Dad: All of you kids have done well in school, and [youngest son] is following in your footsteps. He scored high (Exceeded Standards) on all five of his CRCT tests last year and Scanton tests this year, so he was moved into the gifted program today. WooHoo!! He needed at least a score of 835 in Language Arts and/or Math, yet his lowest score with regard to all five CRCT tests was 850. The downside of the change is that he has some great teachers this year, and he is going to miss them since he will have all gifted-certified teachers. His new classes start tomorrow. Anyway, I just wanted to share the good news with you all. I’m very proud of him and all of you as well.
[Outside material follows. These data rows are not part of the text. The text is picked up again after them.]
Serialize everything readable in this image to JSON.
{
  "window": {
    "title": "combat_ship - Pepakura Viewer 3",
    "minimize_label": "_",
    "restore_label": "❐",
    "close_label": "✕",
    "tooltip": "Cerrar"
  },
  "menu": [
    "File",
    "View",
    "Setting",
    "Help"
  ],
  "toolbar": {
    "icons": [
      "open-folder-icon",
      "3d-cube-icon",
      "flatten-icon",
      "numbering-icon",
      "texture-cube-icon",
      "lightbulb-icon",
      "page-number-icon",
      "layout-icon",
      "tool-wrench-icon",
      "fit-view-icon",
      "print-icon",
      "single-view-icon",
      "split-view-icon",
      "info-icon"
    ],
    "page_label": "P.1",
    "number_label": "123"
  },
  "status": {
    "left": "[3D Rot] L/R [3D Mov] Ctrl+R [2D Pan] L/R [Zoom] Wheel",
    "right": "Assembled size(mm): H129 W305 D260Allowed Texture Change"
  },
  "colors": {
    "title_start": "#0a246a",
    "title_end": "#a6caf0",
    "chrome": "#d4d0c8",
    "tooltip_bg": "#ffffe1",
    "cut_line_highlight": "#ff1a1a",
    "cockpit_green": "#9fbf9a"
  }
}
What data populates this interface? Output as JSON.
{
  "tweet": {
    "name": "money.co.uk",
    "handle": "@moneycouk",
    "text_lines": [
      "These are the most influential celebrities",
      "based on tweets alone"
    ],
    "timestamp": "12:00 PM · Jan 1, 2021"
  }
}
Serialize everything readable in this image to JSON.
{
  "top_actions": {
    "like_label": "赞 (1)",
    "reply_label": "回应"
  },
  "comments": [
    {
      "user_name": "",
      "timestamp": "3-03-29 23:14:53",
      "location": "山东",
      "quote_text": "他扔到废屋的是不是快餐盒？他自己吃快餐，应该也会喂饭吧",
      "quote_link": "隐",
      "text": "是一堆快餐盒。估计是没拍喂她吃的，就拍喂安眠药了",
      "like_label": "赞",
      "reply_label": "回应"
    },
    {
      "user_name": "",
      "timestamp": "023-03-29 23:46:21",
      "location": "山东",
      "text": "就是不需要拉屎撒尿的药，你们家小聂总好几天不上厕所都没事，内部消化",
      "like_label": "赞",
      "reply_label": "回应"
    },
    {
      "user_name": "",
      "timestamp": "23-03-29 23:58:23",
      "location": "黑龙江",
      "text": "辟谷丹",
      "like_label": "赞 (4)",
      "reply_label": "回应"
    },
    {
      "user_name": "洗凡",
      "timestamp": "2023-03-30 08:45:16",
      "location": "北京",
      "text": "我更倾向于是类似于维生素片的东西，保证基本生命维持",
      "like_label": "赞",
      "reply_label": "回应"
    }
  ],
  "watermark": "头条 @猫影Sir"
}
Me: Dad, Grammy would be rolling over in her grave if she knew you pulled [youngest son] out of public school and have him at home, with you, sitting at some computer all day. A holistic education and an environment free from abuse (verbal and physical) and time to be with children his age is what [youngest son] needs. The amount of time and money and energy all four grandparents put into correcting the neglect for us older kids speaks volumes. You and Mom failed. The fact that you’d think you can try again with “homeschooling” shows a massive amount of hubris on your part. You can give all the metrics in the world that you want, be a good salesman about it, but I know without a doubt that any child being home with you all day is not getting their needs met. Because if you were interested in and knowledgeable about meeting a child’s needs, you’d have shown a very different side of yourself for the first 30+ years and over half a dozen kids for whom you were a parent. Shame on you. Shame on you. Shame on you. Poor little [youngest son], I am glad he tested well, but I feel for him. He deserves a much better steward for his education than a mean and selfish blowhard who can’t even hold a job teaching GED classes to prisoners. And you are too selfish to give him that.
Thursday Dec, 12:31
Dad: Hey guys! Well [youngest son] has done it again. He now has been enrolled in an accelerated math class and will be taking 7th-grade math. His math teacher also invited him to co-moderate her regular math class as a student-peer teacher. All of his mid-year grades in all subject are above 96.5%. At the rate he is going, he may be skipping a grade before it is all over this year. Anyway, I wanted to share the good news. Hope everyone has a great Christmas!
Heather Doney blogs at https://becomingworldly.wordpress.com/
Heather was raised Fundamentalist Evangelical in South Louisiana until she was 13. At that tender age she was introduced to the world at large and starting her journey away from home schooling environment.
Her blog is primarily about Quiverfull lifestyle, homeschooling culture and politics, child welfare, PTSD, education, poverty, big families, gender issues, and maybe a few bits of south Louisiana or New England culture and a recipe or craft project or two thrown in, just for fun.
She is a member of NLQ’s The Spiritual Abuse Survivor Blogs Network